In the entries below, find each line with the word "icon" and pull it out.

- PROVIDED INFORMATION
····················

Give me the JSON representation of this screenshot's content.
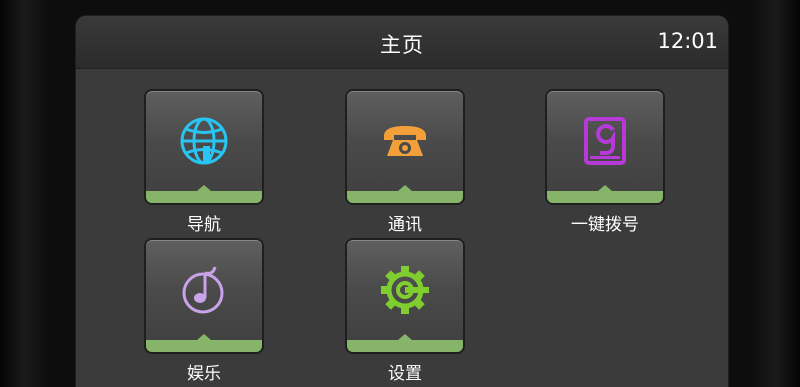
{
  "header": {
    "title": "主页",
    "time": "12:01"
  },
  "apps": [
    {
      "label": "导航",
      "icon": "globe-navigation-icon",
      "color": "#29c4f2"
    },
    {
      "label": "通讯",
      "icon": "telephone-icon",
      "color": "#f3a03a"
    },
    {
      "label": "一键拨号",
      "icon": "speed-dial-9-icon",
      "color": "#b53ad8"
    },
    {
      "label": "娱乐",
      "icon": "music-note-icon",
      "color": "#c9a3ea"
    },
    {
      "label": "设置",
      "icon": "settings-gear-icon",
      "color": "#7fcd2f"
    }
  ],
  "colors": {
    "tile_accent": "#86b56a",
    "background": "#3b3b3b"
  }
}
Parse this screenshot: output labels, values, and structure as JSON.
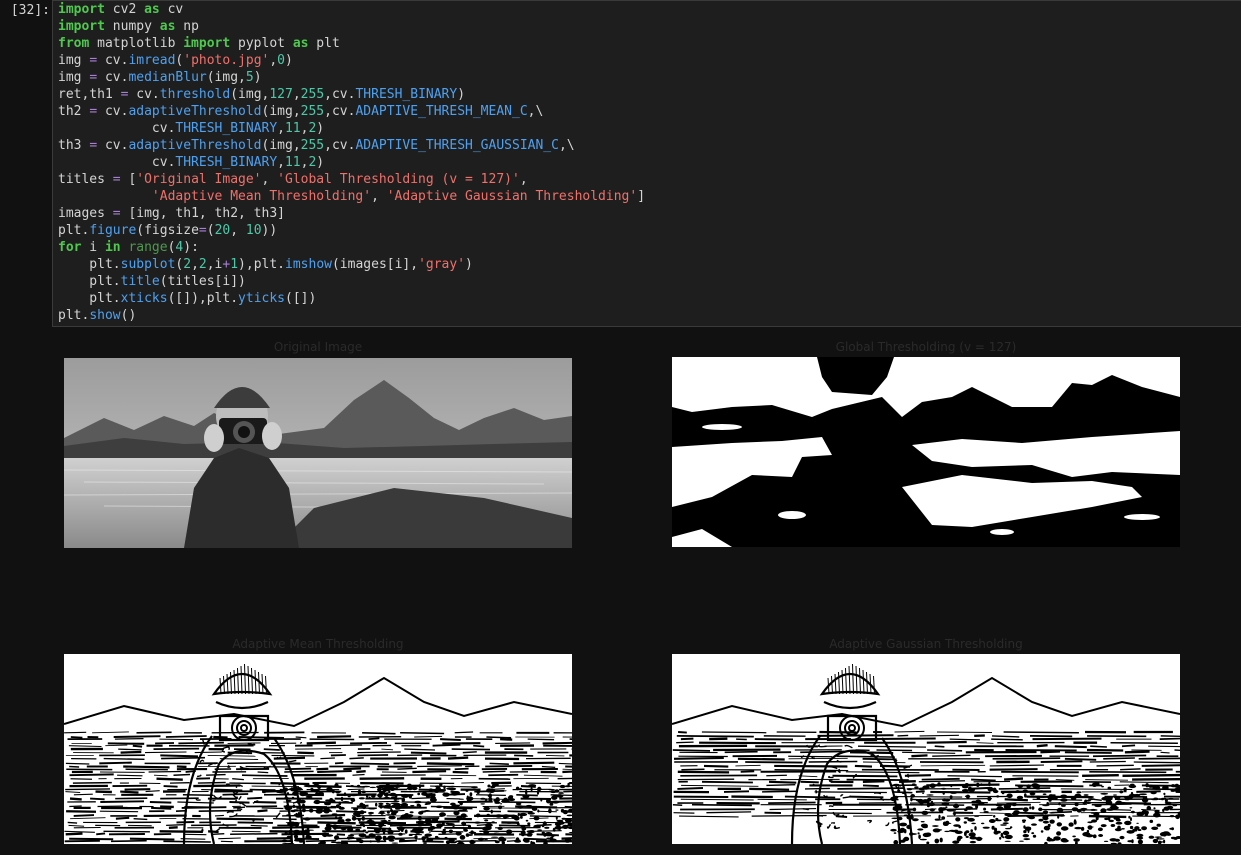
{
  "cell": {
    "prompt": "[32]:",
    "lines": [
      [
        [
          "k",
          "import"
        ],
        [
          "t",
          " cv2 "
        ],
        [
          "k",
          "as"
        ],
        [
          "t",
          " cv"
        ]
      ],
      [
        [
          "k",
          "import"
        ],
        [
          "t",
          " numpy "
        ],
        [
          "k",
          "as"
        ],
        [
          "t",
          " np"
        ]
      ],
      [
        [
          "k",
          "from"
        ],
        [
          "t",
          " matplotlib "
        ],
        [
          "k",
          "import"
        ],
        [
          "t",
          " pyplot "
        ],
        [
          "k",
          "as"
        ],
        [
          "t",
          " plt"
        ]
      ],
      [
        [
          "t",
          "img "
        ],
        [
          "o",
          "="
        ],
        [
          "t",
          " cv."
        ],
        [
          "f",
          "imread"
        ],
        [
          "t",
          "("
        ],
        [
          "s",
          "'photo.jpg'"
        ],
        [
          "t",
          ","
        ],
        [
          "n",
          "0"
        ],
        [
          "t",
          ")"
        ]
      ],
      [
        [
          "t",
          "img "
        ],
        [
          "o",
          "="
        ],
        [
          "t",
          " cv."
        ],
        [
          "f",
          "medianBlur"
        ],
        [
          "t",
          "(img,"
        ],
        [
          "n",
          "5"
        ],
        [
          "t",
          ")"
        ]
      ],
      [
        [
          "t",
          "ret,th1 "
        ],
        [
          "o",
          "="
        ],
        [
          "t",
          " cv."
        ],
        [
          "f",
          "threshold"
        ],
        [
          "t",
          "(img,"
        ],
        [
          "n",
          "127"
        ],
        [
          "t",
          ","
        ],
        [
          "n",
          "255"
        ],
        [
          "t",
          ",cv."
        ],
        [
          "f",
          "THRESH_BINARY"
        ],
        [
          "t",
          ")"
        ]
      ],
      [
        [
          "t",
          "th2 "
        ],
        [
          "o",
          "="
        ],
        [
          "t",
          " cv."
        ],
        [
          "f",
          "adaptiveThreshold"
        ],
        [
          "t",
          "(img,"
        ],
        [
          "n",
          "255"
        ],
        [
          "t",
          ",cv."
        ],
        [
          "f",
          "ADAPTIVE_THRESH_MEAN_C"
        ],
        [
          "t",
          ",\\"
        ]
      ],
      [
        [
          "t",
          "            cv."
        ],
        [
          "f",
          "THRESH_BINARY"
        ],
        [
          "t",
          ","
        ],
        [
          "n",
          "11"
        ],
        [
          "t",
          ","
        ],
        [
          "n",
          "2"
        ],
        [
          "t",
          ")"
        ]
      ],
      [
        [
          "t",
          "th3 "
        ],
        [
          "o",
          "="
        ],
        [
          "t",
          " cv."
        ],
        [
          "f",
          "adaptiveThreshold"
        ],
        [
          "t",
          "(img,"
        ],
        [
          "n",
          "255"
        ],
        [
          "t",
          ",cv."
        ],
        [
          "f",
          "ADAPTIVE_THRESH_GAUSSIAN_C"
        ],
        [
          "t",
          ",\\"
        ]
      ],
      [
        [
          "t",
          "            cv."
        ],
        [
          "f",
          "THRESH_BINARY"
        ],
        [
          "t",
          ","
        ],
        [
          "n",
          "11"
        ],
        [
          "t",
          ","
        ],
        [
          "n",
          "2"
        ],
        [
          "t",
          ")"
        ]
      ],
      [
        [
          "t",
          "titles "
        ],
        [
          "o",
          "="
        ],
        [
          "t",
          " ["
        ],
        [
          "s",
          "'Original Image'"
        ],
        [
          "t",
          ", "
        ],
        [
          "s",
          "'Global Thresholding (v = 127)'"
        ],
        [
          "t",
          ","
        ]
      ],
      [
        [
          "t",
          "            "
        ],
        [
          "s",
          "'Adaptive Mean Thresholding'"
        ],
        [
          "t",
          ", "
        ],
        [
          "s",
          "'Adaptive Gaussian Thresholding'"
        ],
        [
          "t",
          "]"
        ]
      ],
      [
        [
          "t",
          "images "
        ],
        [
          "o",
          "="
        ],
        [
          "t",
          " [img, th1, th2, th3]"
        ]
      ],
      [
        [
          "t",
          "plt."
        ],
        [
          "f",
          "figure"
        ],
        [
          "t",
          "(figsize"
        ],
        [
          "o",
          "="
        ],
        [
          "t",
          "("
        ],
        [
          "n",
          "20"
        ],
        [
          "t",
          ", "
        ],
        [
          "n",
          "10"
        ],
        [
          "t",
          "))"
        ]
      ],
      [
        [
          "k",
          "for"
        ],
        [
          "t",
          " i "
        ],
        [
          "k",
          "in"
        ],
        [
          "t",
          " "
        ],
        [
          "b",
          "range"
        ],
        [
          "t",
          "("
        ],
        [
          "n",
          "4"
        ],
        [
          "t",
          "):"
        ]
      ],
      [
        [
          "t",
          "    plt."
        ],
        [
          "f",
          "subplot"
        ],
        [
          "t",
          "("
        ],
        [
          "n",
          "2"
        ],
        [
          "t",
          ","
        ],
        [
          "n",
          "2"
        ],
        [
          "t",
          ",i"
        ],
        [
          "o",
          "+"
        ],
        [
          "n",
          "1"
        ],
        [
          "t",
          "),plt."
        ],
        [
          "f",
          "imshow"
        ],
        [
          "t",
          "(images[i],"
        ],
        [
          "s",
          "'gray'"
        ],
        [
          "t",
          ")"
        ]
      ],
      [
        [
          "t",
          "    plt."
        ],
        [
          "f",
          "title"
        ],
        [
          "t",
          "(titles[i])"
        ]
      ],
      [
        [
          "t",
          "    plt."
        ],
        [
          "f",
          "xticks"
        ],
        [
          "t",
          "([]),plt."
        ],
        [
          "f",
          "yticks"
        ],
        [
          "t",
          "([])"
        ]
      ],
      [
        [
          "t",
          "plt."
        ],
        [
          "f",
          "show"
        ],
        [
          "t",
          "()"
        ]
      ]
    ]
  },
  "output": {
    "panels": [
      {
        "title": "Original Image",
        "kind": "gray",
        "image_icon": "photo-original-icon"
      },
      {
        "title": "Global Thresholding (v = 127)",
        "kind": "global",
        "image_icon": "photo-global-threshold-icon"
      },
      {
        "title": "Adaptive Mean Thresholding",
        "kind": "mean",
        "image_icon": "photo-adaptive-mean-icon"
      },
      {
        "title": "Adaptive Gaussian Thresholding",
        "kind": "gauss",
        "image_icon": "photo-adaptive-gaussian-icon"
      }
    ]
  },
  "colors": {
    "background": "#111111",
    "cell_background": "#1e1e1e",
    "keyword": "#4ec94e",
    "function": "#4ea1f0",
    "string": "#f0706a",
    "number": "#4ec9a8",
    "operator": "#a97fd6"
  }
}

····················

- WRITTEN SOLUTION
      "icon": "globe-navigation-icon",
      "icon": "telephone-icon",
      "icon": "speed-dial-9-icon",
      "icon": "music-note-icon",
      "icon": "settings-gear-icon",
        "image_icon": "photo-original-icon"
        "image_icon": "photo-global-threshold-icon"
        "image_icon": "photo-adaptive-mean-icon"
        "image_icon": "photo-adaptive-gaussian-icon"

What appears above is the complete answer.